- _Assignment_: Each line in the records below that has the word "dimension" should be copied.

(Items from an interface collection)

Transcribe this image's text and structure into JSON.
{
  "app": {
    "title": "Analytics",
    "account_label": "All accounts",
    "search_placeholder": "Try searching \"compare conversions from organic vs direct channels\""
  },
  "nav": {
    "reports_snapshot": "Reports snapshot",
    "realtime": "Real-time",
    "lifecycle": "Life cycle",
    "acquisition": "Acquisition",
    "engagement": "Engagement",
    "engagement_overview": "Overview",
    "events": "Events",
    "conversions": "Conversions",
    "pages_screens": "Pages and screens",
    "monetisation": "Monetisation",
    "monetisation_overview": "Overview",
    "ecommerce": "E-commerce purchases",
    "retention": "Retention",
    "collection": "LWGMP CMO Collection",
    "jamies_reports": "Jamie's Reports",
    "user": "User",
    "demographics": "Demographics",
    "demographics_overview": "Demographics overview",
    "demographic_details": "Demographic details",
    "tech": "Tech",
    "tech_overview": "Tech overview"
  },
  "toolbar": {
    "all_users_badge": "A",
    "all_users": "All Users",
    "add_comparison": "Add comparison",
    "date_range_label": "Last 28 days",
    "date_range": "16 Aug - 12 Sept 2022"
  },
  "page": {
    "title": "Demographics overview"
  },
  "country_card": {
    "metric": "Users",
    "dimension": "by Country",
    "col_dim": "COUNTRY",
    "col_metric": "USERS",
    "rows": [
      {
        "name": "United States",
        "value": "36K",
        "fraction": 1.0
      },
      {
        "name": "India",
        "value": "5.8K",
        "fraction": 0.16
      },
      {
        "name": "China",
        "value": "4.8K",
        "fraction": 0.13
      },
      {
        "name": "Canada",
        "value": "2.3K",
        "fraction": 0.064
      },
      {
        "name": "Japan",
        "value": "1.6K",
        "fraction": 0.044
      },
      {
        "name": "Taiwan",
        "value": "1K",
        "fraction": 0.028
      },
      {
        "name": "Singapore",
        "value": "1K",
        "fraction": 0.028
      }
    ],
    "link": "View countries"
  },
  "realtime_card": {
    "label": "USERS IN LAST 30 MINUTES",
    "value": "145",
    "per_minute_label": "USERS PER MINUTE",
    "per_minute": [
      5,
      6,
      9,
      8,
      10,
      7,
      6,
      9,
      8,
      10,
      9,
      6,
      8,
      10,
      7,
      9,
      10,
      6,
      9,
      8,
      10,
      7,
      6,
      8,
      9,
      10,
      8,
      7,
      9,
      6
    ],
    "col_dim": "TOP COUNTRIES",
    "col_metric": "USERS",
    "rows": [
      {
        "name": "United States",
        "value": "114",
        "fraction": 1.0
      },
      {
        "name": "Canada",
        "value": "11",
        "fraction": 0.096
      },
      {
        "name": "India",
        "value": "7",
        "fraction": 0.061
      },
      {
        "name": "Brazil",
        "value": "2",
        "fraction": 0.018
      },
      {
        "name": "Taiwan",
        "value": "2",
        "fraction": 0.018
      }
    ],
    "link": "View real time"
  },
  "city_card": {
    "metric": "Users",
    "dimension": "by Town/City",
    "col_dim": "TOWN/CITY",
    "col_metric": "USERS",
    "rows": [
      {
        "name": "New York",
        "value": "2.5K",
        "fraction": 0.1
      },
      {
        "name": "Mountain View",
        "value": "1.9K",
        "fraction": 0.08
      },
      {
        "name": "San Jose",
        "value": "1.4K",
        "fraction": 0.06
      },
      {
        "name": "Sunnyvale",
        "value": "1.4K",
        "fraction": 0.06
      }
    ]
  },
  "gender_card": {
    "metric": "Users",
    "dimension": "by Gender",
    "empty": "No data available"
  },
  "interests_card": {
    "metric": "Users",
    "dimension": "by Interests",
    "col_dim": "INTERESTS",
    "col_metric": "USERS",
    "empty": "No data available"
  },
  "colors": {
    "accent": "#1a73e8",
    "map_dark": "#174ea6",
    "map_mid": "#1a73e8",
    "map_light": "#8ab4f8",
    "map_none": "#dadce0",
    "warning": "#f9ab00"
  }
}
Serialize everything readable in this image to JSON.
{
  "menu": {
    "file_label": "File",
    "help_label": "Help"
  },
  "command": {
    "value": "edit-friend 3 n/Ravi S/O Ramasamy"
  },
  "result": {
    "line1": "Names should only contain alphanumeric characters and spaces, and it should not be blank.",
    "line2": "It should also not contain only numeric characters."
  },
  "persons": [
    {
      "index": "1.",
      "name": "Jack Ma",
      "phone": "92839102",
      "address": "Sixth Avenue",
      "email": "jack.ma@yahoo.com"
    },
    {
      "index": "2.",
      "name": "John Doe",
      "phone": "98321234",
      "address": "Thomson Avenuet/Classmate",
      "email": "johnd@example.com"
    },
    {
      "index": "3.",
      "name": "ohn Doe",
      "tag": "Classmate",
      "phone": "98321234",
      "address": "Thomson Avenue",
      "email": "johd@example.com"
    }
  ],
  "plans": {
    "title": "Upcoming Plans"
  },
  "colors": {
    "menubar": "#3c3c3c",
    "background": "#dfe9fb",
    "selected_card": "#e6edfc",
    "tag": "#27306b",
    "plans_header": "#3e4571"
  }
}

- _Solution for this exercise_:
    "dimension": "by Country",
    "dimension": "by Town/City",
    "dimension": "by Gender",
    "dimension": "by Interests",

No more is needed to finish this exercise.